_DATA EXTRACT:_
[Start of Attachment]
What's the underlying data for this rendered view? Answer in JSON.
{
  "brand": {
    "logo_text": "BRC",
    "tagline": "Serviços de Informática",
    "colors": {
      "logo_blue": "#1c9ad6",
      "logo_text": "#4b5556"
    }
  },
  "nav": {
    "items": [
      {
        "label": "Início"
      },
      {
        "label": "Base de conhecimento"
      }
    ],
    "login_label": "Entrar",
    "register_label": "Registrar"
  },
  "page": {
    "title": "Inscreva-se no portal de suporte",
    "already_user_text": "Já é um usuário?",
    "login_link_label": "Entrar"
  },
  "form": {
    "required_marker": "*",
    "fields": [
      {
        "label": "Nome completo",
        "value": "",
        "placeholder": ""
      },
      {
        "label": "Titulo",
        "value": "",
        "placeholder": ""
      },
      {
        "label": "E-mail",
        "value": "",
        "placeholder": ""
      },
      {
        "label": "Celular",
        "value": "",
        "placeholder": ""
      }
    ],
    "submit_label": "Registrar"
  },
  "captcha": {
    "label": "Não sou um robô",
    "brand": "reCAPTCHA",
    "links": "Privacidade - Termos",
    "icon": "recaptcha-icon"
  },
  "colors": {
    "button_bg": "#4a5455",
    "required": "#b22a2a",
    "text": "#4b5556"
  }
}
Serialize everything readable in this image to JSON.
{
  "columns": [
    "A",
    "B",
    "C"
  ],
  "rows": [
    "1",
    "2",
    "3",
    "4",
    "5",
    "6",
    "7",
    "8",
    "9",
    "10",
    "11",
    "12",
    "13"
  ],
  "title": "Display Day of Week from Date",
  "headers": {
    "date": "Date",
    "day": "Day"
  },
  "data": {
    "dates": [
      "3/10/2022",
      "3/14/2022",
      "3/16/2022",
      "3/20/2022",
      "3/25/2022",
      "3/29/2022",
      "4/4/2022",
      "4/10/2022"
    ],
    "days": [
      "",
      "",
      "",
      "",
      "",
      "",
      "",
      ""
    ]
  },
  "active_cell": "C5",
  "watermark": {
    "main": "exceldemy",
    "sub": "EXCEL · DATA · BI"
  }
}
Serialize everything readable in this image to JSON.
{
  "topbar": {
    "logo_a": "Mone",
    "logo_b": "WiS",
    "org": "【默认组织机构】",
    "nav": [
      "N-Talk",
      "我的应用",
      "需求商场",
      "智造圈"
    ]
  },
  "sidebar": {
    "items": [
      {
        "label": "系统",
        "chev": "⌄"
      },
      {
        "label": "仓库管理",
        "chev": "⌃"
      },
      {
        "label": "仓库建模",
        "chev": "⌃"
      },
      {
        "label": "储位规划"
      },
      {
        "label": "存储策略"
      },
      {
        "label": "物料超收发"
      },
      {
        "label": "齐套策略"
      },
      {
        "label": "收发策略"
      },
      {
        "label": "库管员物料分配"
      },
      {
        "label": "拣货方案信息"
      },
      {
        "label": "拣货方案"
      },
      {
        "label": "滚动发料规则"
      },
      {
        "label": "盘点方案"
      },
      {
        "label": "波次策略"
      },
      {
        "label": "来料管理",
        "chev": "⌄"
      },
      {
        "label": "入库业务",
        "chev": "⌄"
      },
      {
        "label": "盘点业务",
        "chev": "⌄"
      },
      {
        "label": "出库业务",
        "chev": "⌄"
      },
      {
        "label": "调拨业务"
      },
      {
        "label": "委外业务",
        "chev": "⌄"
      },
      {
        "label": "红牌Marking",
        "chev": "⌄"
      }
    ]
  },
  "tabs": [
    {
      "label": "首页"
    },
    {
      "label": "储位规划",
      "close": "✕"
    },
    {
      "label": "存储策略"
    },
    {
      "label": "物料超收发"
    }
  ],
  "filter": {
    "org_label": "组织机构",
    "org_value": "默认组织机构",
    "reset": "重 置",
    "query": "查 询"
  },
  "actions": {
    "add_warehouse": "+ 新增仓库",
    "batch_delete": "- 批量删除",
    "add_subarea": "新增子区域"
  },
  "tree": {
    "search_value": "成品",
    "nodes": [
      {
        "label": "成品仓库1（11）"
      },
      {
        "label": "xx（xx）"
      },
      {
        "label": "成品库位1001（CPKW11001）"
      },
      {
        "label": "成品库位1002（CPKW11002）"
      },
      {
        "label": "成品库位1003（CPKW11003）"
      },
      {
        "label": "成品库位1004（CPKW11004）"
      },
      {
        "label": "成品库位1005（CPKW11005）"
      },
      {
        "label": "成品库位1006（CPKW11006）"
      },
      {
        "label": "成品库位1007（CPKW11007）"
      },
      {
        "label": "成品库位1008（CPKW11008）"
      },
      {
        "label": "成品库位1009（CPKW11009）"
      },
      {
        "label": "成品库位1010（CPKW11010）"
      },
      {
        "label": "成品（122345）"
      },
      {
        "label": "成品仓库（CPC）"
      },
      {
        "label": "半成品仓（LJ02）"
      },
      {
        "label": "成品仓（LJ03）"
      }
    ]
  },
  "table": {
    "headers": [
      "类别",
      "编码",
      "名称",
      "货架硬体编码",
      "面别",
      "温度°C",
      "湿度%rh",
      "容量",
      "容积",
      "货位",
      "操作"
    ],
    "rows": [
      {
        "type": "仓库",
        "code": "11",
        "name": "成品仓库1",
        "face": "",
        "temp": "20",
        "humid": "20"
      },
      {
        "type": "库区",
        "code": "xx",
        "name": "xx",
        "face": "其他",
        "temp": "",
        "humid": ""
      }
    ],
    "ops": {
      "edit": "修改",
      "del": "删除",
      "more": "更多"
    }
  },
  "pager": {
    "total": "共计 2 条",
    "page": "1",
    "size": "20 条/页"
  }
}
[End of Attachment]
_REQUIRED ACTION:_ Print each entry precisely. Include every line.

_RESULT BELOW:_
What's the underlying data for this rendered view? Answer in JSON.
{
  "brand": {
    "logo_text": "BRC",
    "tagline": "Serviços de Informática",
    "colors": {
      "logo_blue": "#1c9ad6",
      "logo_text": "#4b5556"
    }
  },
  "nav": {
    "items": [
      {
        "label": "Início"
      },
      {
        "label": "Base de conhecimento"
      }
    ],
    "login_label": "Entrar",
    "register_label": "Registrar"
  },
  "page": {
    "title": "Inscreva-se no portal de suporte",
    "already_user_text": "Já é um usuário?",
    "login_link_label": "Entrar"
  },
  "form": {
    "required_marker": "*",
    "fields": [
      {
        "label": "Nome completo",
        "value": "",
        "placeholder": ""
      },
      {
        "label": "Titulo",
        "value": "",
        "placeholder": ""
      },
      {
        "label": "E-mail",
        "value": "",
        "placeholder": ""
      },
      {
        "label": "Celular",
        "value": "",
        "placeholder": ""
      }
    ],
    "submit_label": "Registrar"
  },
  "captcha": {
    "label": "Não sou um robô",
    "brand": "reCAPTCHA",
    "links": "Privacidade - Termos",
    "icon": "recaptcha-icon"
  },
  "colors": {
    "button_bg": "#4a5455",
    "required": "#b22a2a",
    "text": "#4b5556"
  }
}
Serialize everything readable in this image to JSON.
{
  "columns": [
    "A",
    "B",
    "C"
  ],
  "rows": [
    "1",
    "2",
    "3",
    "4",
    "5",
    "6",
    "7",
    "8",
    "9",
    "10",
    "11",
    "12",
    "13"
  ],
  "title": "Display Day of Week from Date",
  "headers": {
    "date": "Date",
    "day": "Day"
  },
  "data": {
    "dates": [
      "3/10/2022",
      "3/14/2022",
      "3/16/2022",
      "3/20/2022",
      "3/25/2022",
      "3/29/2022",
      "4/4/2022",
      "4/10/2022"
    ],
    "days": [
      "",
      "",
      "",
      "",
      "",
      "",
      "",
      ""
    ]
  },
  "active_cell": "C5",
  "watermark": {
    "main": "exceldemy",
    "sub": "EXCEL · DATA · BI"
  }
}
Serialize everything readable in this image to JSON.
{
  "topbar": {
    "logo_a": "Mone",
    "logo_b": "WiS",
    "org": "【默认组织机构】",
    "nav": [
      "N-Talk",
      "我的应用",
      "需求商场",
      "智造圈"
    ]
  },
  "sidebar": {
    "items": [
      {
        "label": "系统",
        "chev": "⌄"
      },
      {
        "label": "仓库管理",
        "chev": "⌃"
      },
      {
        "label": "仓库建模",
        "chev": "⌃"
      },
      {
        "label": "储位规划"
      },
      {
        "label": "存储策略"
      },
      {
        "label": "物料超收发"
      },
      {
        "label": "齐套策略"
      },
      {
        "label": "收发策略"
      },
      {
        "label": "库管员物料分配"
      },
      {
        "label": "拣货方案信息"
      },
      {
        "label": "拣货方案"
      },
      {
        "label": "滚动发料规则"
      },
      {
        "label": "盘点方案"
      },
      {
        "label": "波次策略"
      },
      {
        "label": "来料管理",
        "chev": "⌄"
      },
      {
        "label": "入库业务",
        "chev": "⌄"
      },
      {
        "label": "盘点业务",
        "chev": "⌄"
      },
      {
        "label": "出库业务",
        "chev": "⌄"
      },
      {
        "label": "调拨业务"
      },
      {
        "label": "委外业务",
        "chev": "⌄"
      },
      {
        "label": "红牌Marking",
        "chev": "⌄"
      }
    ]
  },
  "tabs": [
    {
      "label": "首页"
    },
    {
      "label": "储位规划",
      "close": "✕"
    },
    {
      "label": "存储策略"
    },
    {
      "label": "物料超收发"
    }
  ],
  "filter": {
    "org_label": "组织机构",
    "org_value": "默认组织机构",
    "reset": "重 置",
    "query": "查 询"
  },
  "actions": {
    "add_warehouse": "+ 新增仓库",
    "batch_delete": "- 批量删除",
    "add_subarea": "新增子区域"
  },
  "tree": {
    "search_value": "成品",
    "nodes": [
      {
        "label": "成品仓库1（11）"
      },
      {
        "label": "xx（xx）"
      },
      {
        "label": "成品库位1001（CPKW11001）"
      },
      {
        "label": "成品库位1002（CPKW11002）"
      },
      {
        "label": "成品库位1003（CPKW11003）"
      },
      {
        "label": "成品库位1004（CPKW11004）"
      },
      {
        "label": "成品库位1005（CPKW11005）"
      },
      {
        "label": "成品库位1006（CPKW11006）"
      },
      {
        "label": "成品库位1007（CPKW11007）"
      },
      {
        "label": "成品库位1008（CPKW11008）"
      },
      {
        "label": "成品库位1009（CPKW11009）"
      },
      {
        "label": "成品库位1010（CPKW11010）"
      },
      {
        "label": "成品（122345）"
      },
      {
        "label": "成品仓库（CPC）"
      },
      {
        "label": "半成品仓（LJ02）"
      },
      {
        "label": "成品仓（LJ03）"
      }
    ]
  },
  "table": {
    "headers": [
      "类别",
      "编码",
      "名称",
      "货架硬体编码",
      "面别",
      "温度°C",
      "湿度%rh",
      "容量",
      "容积",
      "货位",
      "操作"
    ],
    "rows": [
      {
        "type": "仓库",
        "code": "11",
        "name": "成品仓库1",
        "face": "",
        "temp": "20",
        "humid": "20"
      },
      {
        "type": "库区",
        "code": "xx",
        "name": "xx",
        "face": "其他",
        "temp": "",
        "humid": ""
      }
    ],
    "ops": {
      "edit": "修改",
      "del": "删除",
      "more": "更多"
    }
  },
  "pager": {
    "total": "共计 2 条",
    "page": "1",
    "size": "20 条/页"
  }
}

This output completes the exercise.